ASSIGNMENT: The finished copy should hold every entry exactly as given, and no pictures.

[DATASET CONTENT]

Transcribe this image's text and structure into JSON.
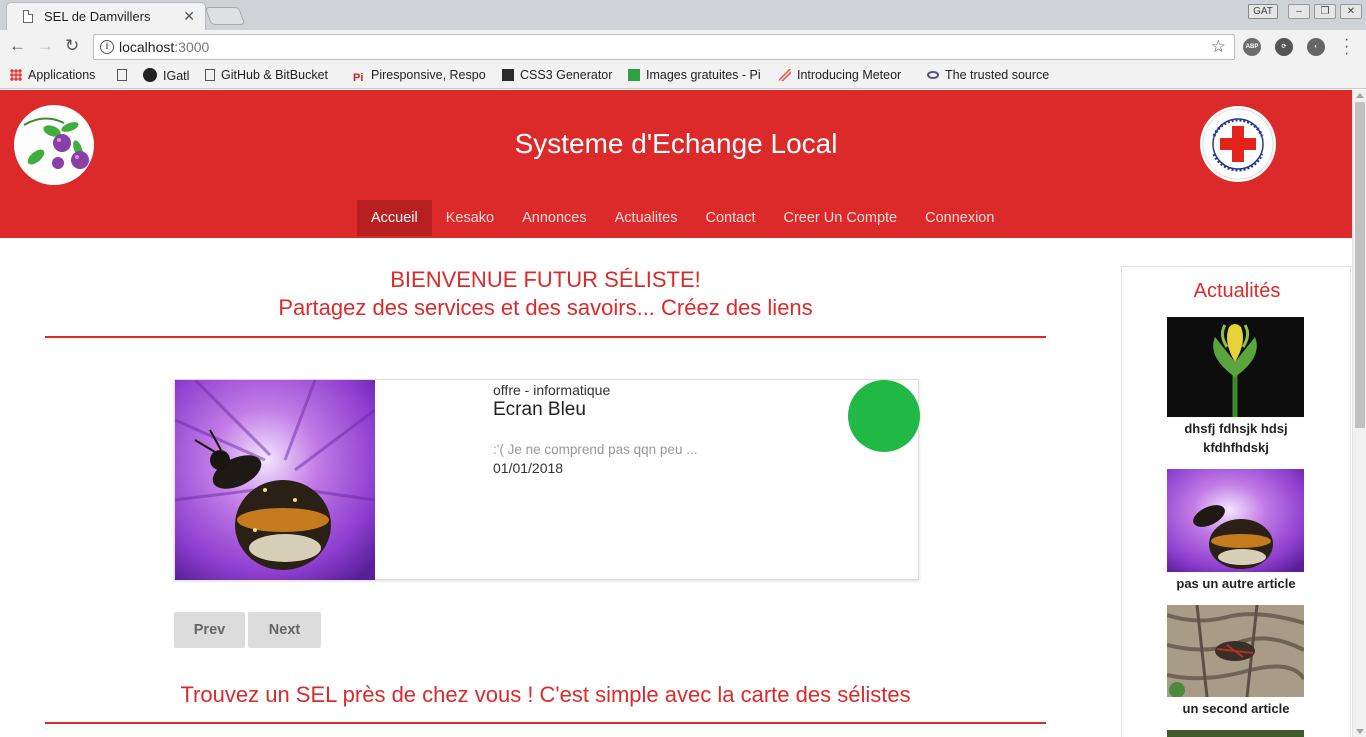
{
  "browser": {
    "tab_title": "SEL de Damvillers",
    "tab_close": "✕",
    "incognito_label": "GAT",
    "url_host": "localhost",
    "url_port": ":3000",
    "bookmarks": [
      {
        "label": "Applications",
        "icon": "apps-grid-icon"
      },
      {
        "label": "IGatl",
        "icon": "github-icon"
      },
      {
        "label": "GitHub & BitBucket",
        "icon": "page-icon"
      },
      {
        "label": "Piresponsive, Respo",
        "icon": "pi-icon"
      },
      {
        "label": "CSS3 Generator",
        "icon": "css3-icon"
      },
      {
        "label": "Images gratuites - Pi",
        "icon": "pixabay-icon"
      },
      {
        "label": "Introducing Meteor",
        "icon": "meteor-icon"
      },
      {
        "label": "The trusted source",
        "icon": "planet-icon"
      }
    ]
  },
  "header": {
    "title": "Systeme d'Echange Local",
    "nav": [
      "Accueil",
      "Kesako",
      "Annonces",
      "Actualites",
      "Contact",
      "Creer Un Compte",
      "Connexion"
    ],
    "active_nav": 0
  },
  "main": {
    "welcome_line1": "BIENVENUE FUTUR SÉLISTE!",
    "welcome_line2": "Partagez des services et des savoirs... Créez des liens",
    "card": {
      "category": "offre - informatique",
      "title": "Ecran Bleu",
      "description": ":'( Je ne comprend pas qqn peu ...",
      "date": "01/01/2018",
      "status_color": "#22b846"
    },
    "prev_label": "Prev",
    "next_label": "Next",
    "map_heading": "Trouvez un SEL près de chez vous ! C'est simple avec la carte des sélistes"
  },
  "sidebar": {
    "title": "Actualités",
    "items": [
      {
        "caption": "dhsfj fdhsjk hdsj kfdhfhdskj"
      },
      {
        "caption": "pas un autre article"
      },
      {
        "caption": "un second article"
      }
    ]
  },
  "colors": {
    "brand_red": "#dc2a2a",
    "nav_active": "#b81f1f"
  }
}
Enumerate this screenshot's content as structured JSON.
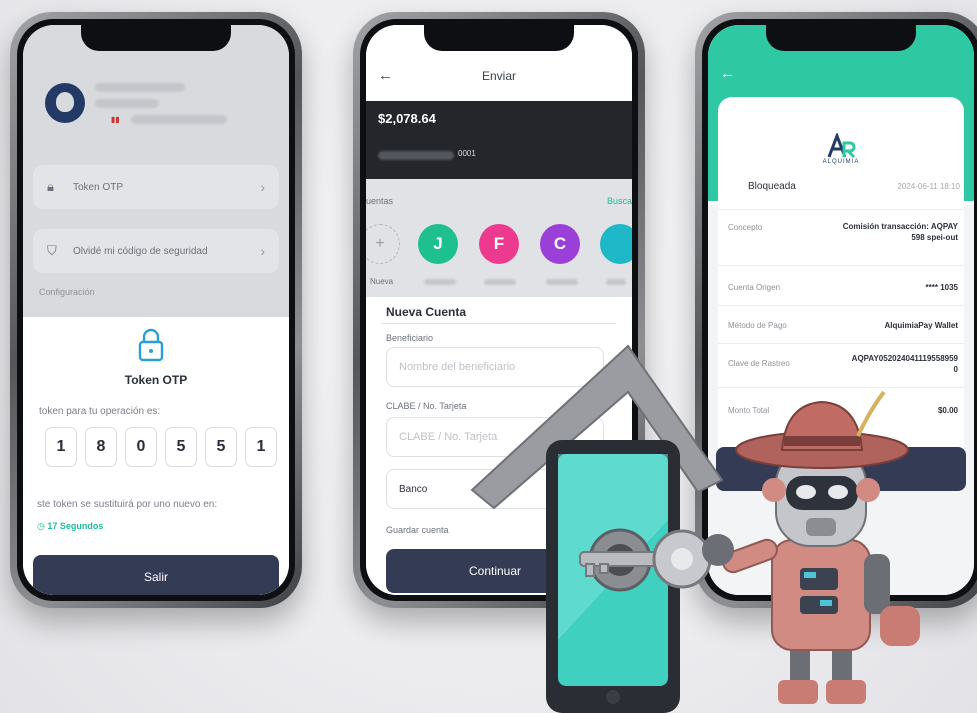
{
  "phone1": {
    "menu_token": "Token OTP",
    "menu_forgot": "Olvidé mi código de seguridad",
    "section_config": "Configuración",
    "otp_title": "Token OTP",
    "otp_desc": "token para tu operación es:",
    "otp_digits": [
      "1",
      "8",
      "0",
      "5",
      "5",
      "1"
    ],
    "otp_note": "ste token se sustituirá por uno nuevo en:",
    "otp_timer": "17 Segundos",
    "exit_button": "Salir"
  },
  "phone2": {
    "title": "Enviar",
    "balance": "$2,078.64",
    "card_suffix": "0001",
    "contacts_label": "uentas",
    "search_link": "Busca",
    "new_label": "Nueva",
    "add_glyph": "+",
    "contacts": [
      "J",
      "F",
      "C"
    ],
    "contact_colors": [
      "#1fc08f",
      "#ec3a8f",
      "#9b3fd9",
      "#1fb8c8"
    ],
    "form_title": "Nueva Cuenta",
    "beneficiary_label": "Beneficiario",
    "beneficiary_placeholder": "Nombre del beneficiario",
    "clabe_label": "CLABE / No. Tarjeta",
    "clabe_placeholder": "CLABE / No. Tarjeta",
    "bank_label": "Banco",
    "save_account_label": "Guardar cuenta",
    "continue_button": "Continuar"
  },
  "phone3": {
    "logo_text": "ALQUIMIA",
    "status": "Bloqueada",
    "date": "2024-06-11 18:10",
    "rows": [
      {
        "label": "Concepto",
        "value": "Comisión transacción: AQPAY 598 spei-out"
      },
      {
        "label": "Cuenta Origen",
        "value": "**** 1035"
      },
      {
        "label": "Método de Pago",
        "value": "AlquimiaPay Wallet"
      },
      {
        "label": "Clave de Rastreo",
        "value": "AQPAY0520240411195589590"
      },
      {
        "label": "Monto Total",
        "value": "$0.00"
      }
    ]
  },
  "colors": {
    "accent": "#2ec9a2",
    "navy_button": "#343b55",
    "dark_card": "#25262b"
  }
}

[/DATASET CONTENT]

TASK SOLUTION:
Transcribe this image's text and structure into JSON.
{
  "browser": {
    "tab_title": "SEL de Damvillers",
    "tab_close": "✕",
    "incognito_label": "GAT",
    "url_host": "localhost",
    "url_port": ":3000",
    "bookmarks": [
      {
        "label": "Applications",
        "icon": "apps-grid-icon"
      },
      {
        "label": "IGatl",
        "icon": "github-icon"
      },
      {
        "label": "GitHub & BitBucket",
        "icon": "page-icon"
      },
      {
        "label": "Piresponsive, Respo",
        "icon": "pi-icon"
      },
      {
        "label": "CSS3 Generator",
        "icon": "css3-icon"
      },
      {
        "label": "Images gratuites - Pi",
        "icon": "pixabay-icon"
      },
      {
        "label": "Introducing Meteor",
        "icon": "meteor-icon"
      },
      {
        "label": "The trusted source",
        "icon": "planet-icon"
      }
    ]
  },
  "header": {
    "title": "Systeme d'Echange Local",
    "nav": [
      "Accueil",
      "Kesako",
      "Annonces",
      "Actualites",
      "Contact",
      "Creer Un Compte",
      "Connexion"
    ],
    "active_nav": 0
  },
  "main": {
    "welcome_line1": "BIENVENUE FUTUR SÉLISTE!",
    "welcome_line2": "Partagez des services et des savoirs... Créez des liens",
    "card": {
      "category": "offre - informatique",
      "title": "Ecran Bleu",
      "description": ":'( Je ne comprend pas qqn peu ...",
      "date": "01/01/2018",
      "status_color": "#22b846"
    },
    "prev_label": "Prev",
    "next_label": "Next",
    "map_heading": "Trouvez un SEL près de chez vous ! C'est simple avec la carte des sélistes"
  },
  "sidebar": {
    "title": "Actualités",
    "items": [
      {
        "caption": "dhsfj fdhsjk hdsj kfdhfhdskj"
      },
      {
        "caption": "pas un autre article"
      },
      {
        "caption": "un second article"
      }
    ]
  },
  "colors": {
    "brand_red": "#dc2a2a",
    "nav_active": "#b81f1f"
  }
}
Enumerate this screenshot's content as structured JSON.
{
  "phone1": {
    "menu_token": "Token OTP",
    "menu_forgot": "Olvidé mi código de seguridad",
    "section_config": "Configuración",
    "otp_title": "Token OTP",
    "otp_desc": "token para tu operación es:",
    "otp_digits": [
      "1",
      "8",
      "0",
      "5",
      "5",
      "1"
    ],
    "otp_note": "ste token se sustituirá por uno nuevo en:",
    "otp_timer": "17 Segundos",
    "exit_button": "Salir"
  },
  "phone2": {
    "title": "Enviar",
    "balance": "$2,078.64",
    "card_suffix": "0001",
    "contacts_label": "uentas",
    "search_link": "Busca",
    "new_label": "Nueva",
    "add_glyph": "+",
    "contacts": [
      "J",
      "F",
      "C"
    ],
    "contact_colors": [
      "#1fc08f",
      "#ec3a8f",
      "#9b3fd9",
      "#1fb8c8"
    ],
    "form_title": "Nueva Cuenta",
    "beneficiary_label": "Beneficiario",
    "beneficiary_placeholder": "Nombre del beneficiario",
    "clabe_label": "CLABE / No. Tarjeta",
    "clabe_placeholder": "CLABE / No. Tarjeta",
    "bank_label": "Banco",
    "save_account_label": "Guardar cuenta",
    "continue_button": "Continuar"
  },
  "phone3": {
    "logo_text": "ALQUIMIA",
    "status": "Bloqueada",
    "date": "2024-06-11 18:10",
    "rows": [
      {
        "label": "Concepto",
        "value": "Comisión transacción: AQPAY 598 spei-out"
      },
      {
        "label": "Cuenta Origen",
        "value": "**** 1035"
      },
      {
        "label": "Método de Pago",
        "value": "AlquimiaPay Wallet"
      },
      {
        "label": "Clave de Rastreo",
        "value": "AQPAY0520240411195589590"
      },
      {
        "label": "Monto Total",
        "value": "$0.00"
      }
    ]
  },
  "colors": {
    "accent": "#2ec9a2",
    "navy_button": "#343b55",
    "dark_card": "#25262b"
  }
}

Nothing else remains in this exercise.